## Records for the exercise

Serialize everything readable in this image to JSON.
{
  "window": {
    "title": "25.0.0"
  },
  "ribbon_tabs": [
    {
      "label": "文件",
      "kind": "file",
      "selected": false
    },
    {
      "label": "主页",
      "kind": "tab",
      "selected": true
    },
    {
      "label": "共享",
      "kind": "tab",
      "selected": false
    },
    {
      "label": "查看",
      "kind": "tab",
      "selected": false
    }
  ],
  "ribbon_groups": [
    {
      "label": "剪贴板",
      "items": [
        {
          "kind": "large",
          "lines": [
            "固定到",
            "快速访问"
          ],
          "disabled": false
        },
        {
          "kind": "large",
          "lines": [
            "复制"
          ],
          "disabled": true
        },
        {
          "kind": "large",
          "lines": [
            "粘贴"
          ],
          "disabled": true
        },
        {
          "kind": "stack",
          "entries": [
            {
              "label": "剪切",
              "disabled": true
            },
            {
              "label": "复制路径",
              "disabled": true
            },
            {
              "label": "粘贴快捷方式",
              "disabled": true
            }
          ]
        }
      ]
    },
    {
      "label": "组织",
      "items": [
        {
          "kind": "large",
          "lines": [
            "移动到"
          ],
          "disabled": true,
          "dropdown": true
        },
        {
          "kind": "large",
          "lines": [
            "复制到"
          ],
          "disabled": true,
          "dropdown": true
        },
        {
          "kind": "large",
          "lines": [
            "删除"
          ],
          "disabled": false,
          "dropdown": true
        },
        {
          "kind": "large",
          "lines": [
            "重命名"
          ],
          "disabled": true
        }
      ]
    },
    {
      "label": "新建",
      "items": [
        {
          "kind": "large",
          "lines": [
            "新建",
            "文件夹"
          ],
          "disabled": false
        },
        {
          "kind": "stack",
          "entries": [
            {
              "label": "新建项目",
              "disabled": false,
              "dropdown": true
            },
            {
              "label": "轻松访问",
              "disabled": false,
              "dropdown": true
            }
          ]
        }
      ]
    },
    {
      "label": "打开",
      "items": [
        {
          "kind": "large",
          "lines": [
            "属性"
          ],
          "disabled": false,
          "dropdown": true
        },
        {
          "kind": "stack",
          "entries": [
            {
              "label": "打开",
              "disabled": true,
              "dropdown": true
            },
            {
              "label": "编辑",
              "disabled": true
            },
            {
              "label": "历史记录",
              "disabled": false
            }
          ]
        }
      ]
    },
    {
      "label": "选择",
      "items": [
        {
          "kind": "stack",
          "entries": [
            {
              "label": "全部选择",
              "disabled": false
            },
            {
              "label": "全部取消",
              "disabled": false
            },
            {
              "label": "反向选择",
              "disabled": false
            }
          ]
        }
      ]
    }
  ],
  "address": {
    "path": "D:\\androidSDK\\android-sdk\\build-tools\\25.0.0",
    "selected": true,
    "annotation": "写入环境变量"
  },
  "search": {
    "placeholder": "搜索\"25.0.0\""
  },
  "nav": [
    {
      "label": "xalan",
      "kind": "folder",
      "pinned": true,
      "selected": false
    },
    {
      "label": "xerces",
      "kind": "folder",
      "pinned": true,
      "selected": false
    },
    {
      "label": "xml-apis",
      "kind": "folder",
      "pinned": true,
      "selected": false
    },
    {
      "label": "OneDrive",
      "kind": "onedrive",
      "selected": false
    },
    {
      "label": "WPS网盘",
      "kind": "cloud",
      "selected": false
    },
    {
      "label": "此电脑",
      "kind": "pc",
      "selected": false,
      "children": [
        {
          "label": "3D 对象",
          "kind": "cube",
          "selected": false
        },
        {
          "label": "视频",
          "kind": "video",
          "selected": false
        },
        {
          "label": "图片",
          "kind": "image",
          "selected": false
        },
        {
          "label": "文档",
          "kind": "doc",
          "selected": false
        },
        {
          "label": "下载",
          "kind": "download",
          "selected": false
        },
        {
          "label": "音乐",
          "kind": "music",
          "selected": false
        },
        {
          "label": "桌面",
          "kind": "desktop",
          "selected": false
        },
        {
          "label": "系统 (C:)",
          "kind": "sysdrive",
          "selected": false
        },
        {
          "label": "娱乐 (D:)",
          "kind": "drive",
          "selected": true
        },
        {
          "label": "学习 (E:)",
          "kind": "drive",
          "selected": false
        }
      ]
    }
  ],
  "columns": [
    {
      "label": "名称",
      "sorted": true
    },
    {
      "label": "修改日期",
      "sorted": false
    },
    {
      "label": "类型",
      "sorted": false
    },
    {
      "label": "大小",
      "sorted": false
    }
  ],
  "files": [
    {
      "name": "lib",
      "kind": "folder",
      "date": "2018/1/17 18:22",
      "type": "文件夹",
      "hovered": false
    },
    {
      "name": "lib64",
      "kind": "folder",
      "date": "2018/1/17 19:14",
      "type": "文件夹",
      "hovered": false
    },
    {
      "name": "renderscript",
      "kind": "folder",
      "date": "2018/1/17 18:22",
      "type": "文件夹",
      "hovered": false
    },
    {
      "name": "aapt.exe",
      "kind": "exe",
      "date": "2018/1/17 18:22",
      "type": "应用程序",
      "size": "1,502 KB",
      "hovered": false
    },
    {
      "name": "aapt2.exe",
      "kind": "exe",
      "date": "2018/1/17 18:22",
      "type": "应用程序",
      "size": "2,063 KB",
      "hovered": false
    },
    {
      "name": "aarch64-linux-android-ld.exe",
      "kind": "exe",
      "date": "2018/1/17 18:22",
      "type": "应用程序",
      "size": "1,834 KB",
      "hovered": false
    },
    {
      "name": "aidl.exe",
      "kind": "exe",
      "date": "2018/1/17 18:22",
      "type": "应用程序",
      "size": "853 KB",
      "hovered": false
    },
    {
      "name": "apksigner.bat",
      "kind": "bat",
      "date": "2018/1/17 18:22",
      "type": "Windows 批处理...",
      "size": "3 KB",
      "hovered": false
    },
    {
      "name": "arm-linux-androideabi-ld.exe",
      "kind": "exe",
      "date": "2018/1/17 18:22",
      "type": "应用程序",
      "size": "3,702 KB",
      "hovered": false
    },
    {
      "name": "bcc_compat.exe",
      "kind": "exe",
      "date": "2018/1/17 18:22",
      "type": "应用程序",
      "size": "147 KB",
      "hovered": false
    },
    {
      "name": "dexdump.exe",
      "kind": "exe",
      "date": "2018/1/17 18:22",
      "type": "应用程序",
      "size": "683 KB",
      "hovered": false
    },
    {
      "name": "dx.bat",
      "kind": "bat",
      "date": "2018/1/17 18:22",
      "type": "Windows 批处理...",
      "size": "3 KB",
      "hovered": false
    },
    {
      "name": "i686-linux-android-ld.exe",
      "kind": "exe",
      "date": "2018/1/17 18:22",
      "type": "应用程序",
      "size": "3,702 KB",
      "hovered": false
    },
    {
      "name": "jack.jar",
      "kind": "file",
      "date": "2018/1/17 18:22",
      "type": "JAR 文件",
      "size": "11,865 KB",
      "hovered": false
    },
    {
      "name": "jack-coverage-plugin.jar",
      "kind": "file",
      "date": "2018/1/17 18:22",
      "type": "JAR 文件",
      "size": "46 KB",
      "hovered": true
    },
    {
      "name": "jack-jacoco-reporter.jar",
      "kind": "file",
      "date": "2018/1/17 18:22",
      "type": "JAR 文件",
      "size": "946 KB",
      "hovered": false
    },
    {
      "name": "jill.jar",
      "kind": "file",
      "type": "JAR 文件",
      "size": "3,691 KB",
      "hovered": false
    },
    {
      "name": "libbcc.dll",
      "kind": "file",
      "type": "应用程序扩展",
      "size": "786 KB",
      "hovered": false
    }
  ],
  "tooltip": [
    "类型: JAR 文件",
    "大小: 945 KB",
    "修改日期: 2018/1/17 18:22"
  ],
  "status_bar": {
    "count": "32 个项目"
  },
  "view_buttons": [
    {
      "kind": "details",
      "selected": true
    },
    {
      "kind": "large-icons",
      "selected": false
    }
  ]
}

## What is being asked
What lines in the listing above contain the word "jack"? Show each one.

## Result for this task
      "name": "jack.jar",
      "name": "jack-coverage-plugin.jar",
      "name": "jack-jacoco-reporter.jar",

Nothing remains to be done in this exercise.